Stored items
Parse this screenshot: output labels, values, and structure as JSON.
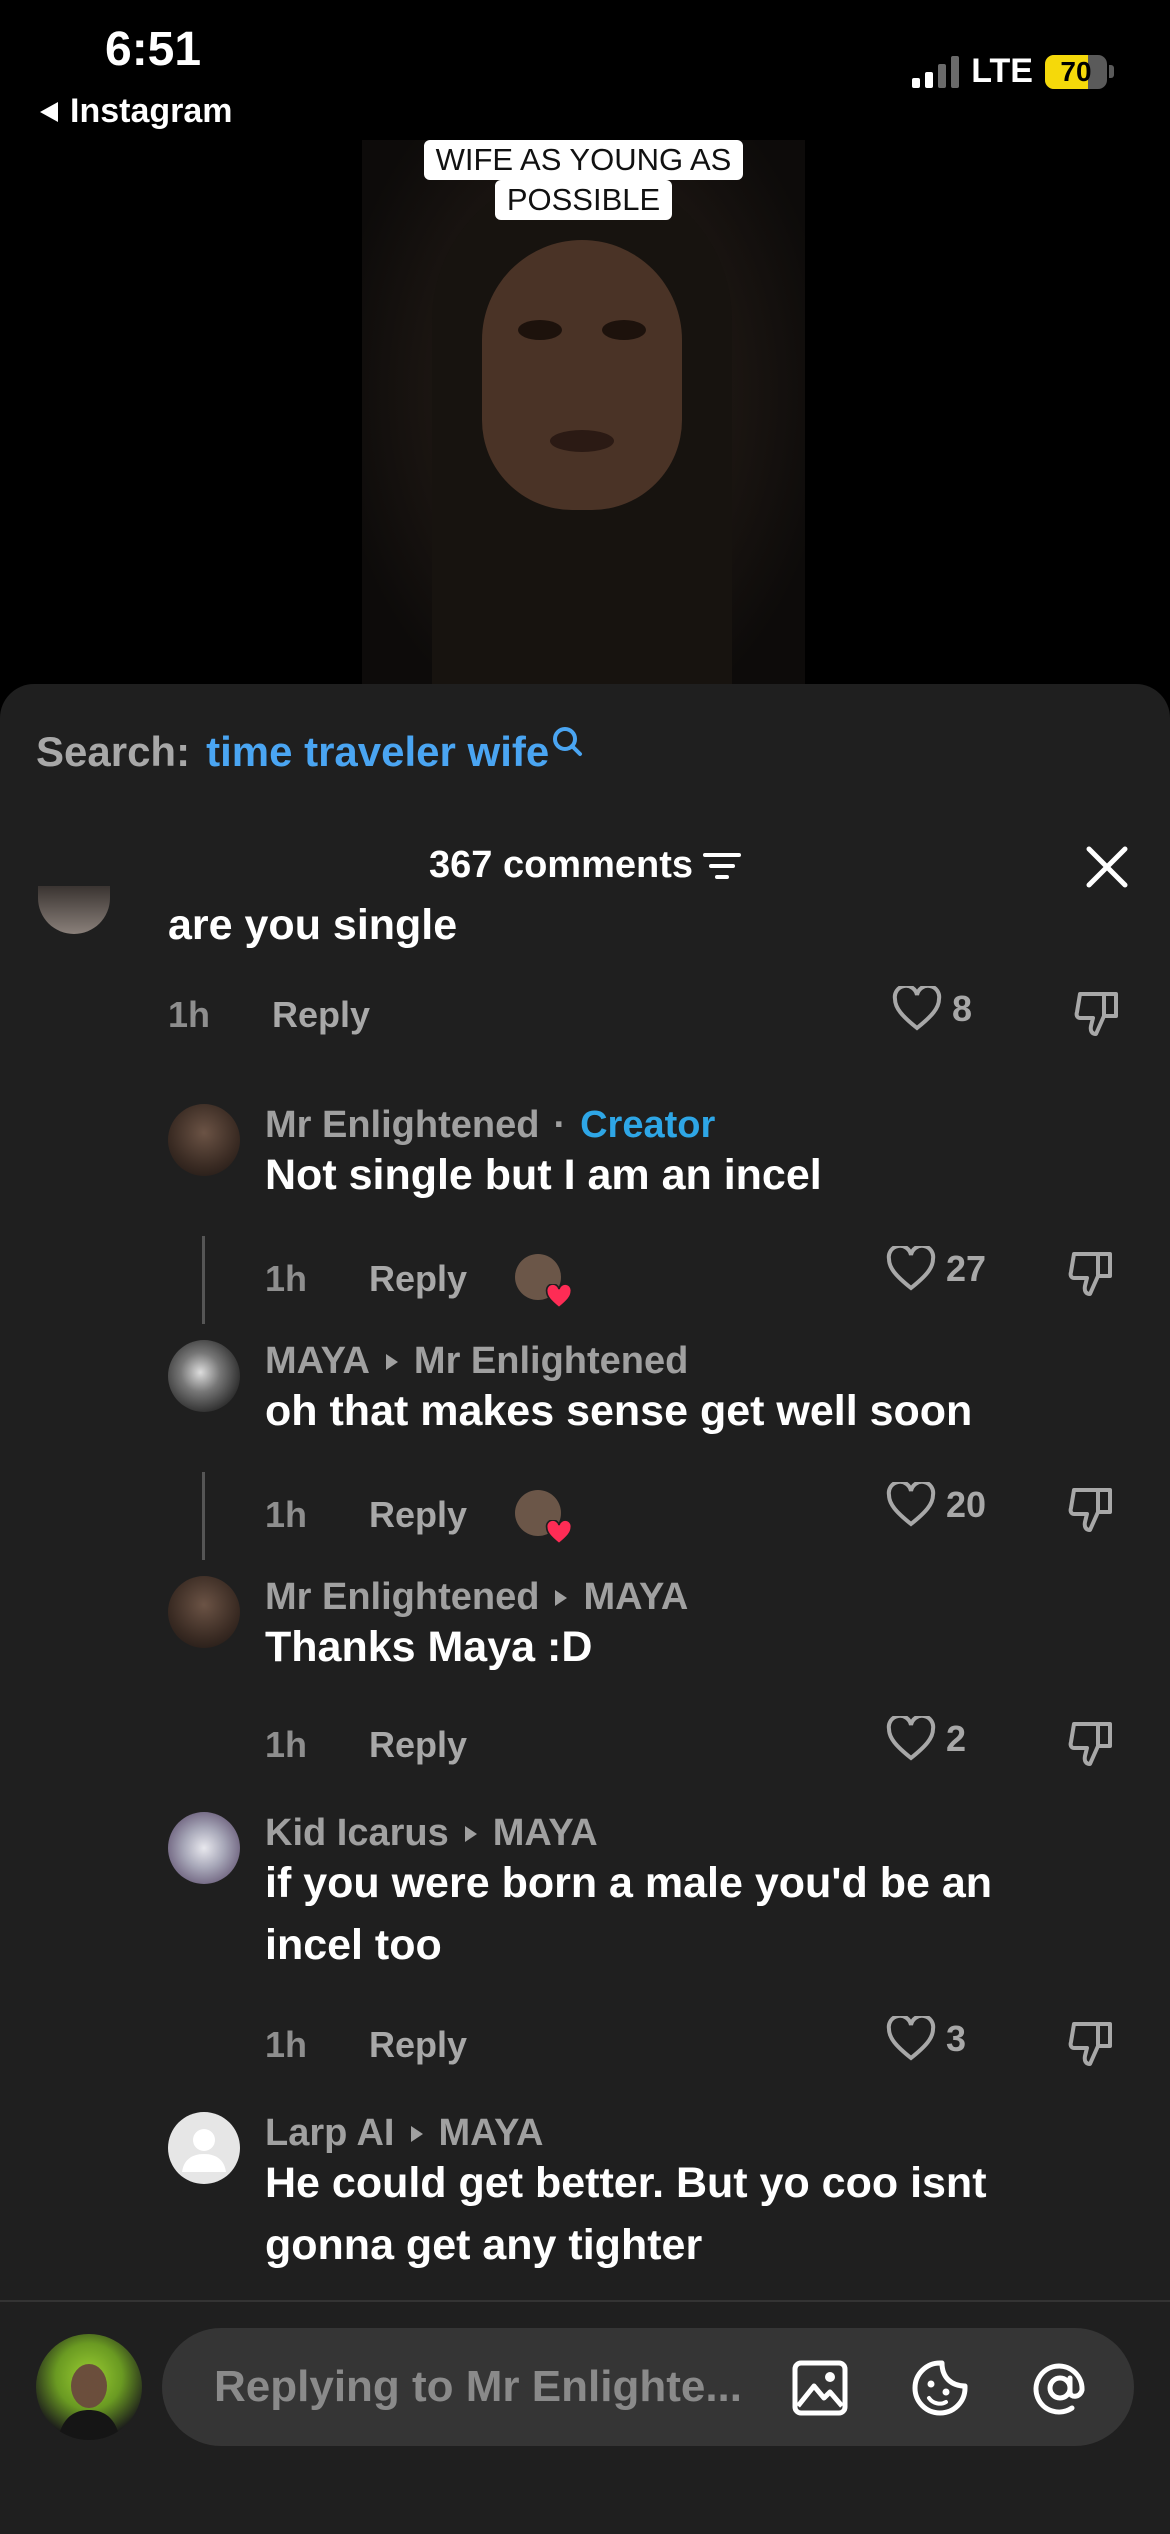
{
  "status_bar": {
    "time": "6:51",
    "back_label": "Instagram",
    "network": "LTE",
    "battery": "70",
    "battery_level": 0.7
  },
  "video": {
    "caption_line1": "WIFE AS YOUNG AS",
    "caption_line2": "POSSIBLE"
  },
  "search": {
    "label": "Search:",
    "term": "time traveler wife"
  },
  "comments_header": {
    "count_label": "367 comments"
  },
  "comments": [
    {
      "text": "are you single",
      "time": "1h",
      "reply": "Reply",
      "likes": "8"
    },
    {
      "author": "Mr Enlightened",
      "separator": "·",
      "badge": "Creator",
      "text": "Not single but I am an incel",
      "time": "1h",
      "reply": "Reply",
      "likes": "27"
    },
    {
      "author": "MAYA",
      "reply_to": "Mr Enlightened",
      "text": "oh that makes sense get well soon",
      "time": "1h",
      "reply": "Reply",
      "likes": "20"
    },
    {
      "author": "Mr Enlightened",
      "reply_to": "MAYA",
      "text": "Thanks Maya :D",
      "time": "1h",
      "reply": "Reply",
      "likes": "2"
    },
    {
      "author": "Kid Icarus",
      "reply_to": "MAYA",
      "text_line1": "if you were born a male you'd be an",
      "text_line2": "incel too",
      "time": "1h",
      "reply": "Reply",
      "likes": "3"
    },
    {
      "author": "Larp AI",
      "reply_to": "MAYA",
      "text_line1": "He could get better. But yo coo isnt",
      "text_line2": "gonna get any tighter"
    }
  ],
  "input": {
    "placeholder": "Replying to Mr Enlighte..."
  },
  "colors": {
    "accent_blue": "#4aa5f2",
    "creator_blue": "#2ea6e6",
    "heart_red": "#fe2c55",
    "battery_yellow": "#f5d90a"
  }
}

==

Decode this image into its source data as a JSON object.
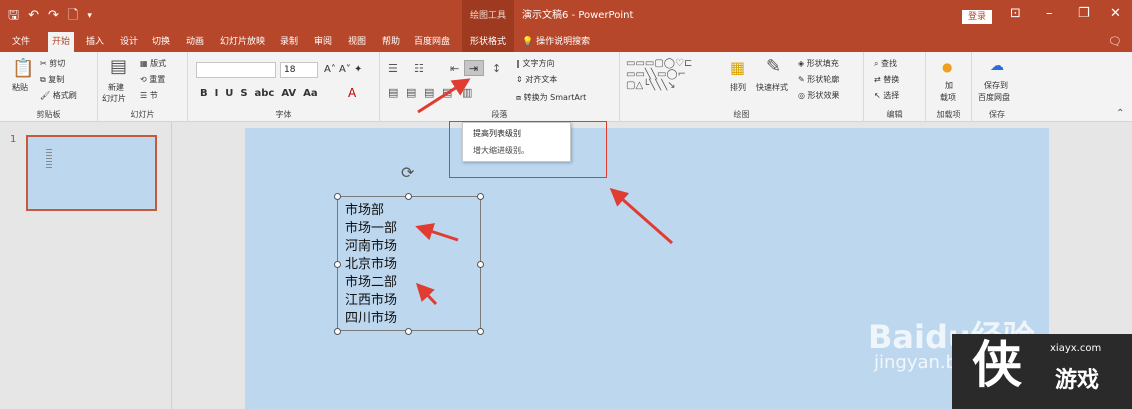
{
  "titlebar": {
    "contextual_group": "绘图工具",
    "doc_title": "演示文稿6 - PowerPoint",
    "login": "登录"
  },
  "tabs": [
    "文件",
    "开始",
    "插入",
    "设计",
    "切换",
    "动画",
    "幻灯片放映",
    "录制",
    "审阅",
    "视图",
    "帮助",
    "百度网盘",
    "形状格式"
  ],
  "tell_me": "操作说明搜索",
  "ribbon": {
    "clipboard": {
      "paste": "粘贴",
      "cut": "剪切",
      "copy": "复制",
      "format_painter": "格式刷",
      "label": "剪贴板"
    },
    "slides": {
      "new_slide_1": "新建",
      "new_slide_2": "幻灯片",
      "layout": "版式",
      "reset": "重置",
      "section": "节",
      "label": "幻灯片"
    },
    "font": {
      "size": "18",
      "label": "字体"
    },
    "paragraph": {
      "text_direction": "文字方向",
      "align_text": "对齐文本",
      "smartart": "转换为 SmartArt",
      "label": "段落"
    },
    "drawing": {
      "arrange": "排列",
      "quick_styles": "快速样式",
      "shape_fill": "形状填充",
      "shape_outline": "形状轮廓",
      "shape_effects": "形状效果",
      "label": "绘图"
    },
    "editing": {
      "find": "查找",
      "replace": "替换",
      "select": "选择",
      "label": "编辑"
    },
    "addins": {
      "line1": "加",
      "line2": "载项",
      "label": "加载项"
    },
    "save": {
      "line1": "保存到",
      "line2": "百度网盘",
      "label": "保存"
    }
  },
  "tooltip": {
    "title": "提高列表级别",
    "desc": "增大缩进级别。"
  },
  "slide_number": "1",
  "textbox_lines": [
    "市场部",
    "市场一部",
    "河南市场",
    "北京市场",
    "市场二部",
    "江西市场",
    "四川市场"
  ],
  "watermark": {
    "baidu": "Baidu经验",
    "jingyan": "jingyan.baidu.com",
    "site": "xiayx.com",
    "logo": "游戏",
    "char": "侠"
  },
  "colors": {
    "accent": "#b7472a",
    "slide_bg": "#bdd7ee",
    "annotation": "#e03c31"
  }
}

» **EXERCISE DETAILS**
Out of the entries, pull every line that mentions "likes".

» **ANSWER BOX**
      "likes": "8"
      "likes": "27"
      "likes": "20"
      "likes": "2"
      "likes": "3"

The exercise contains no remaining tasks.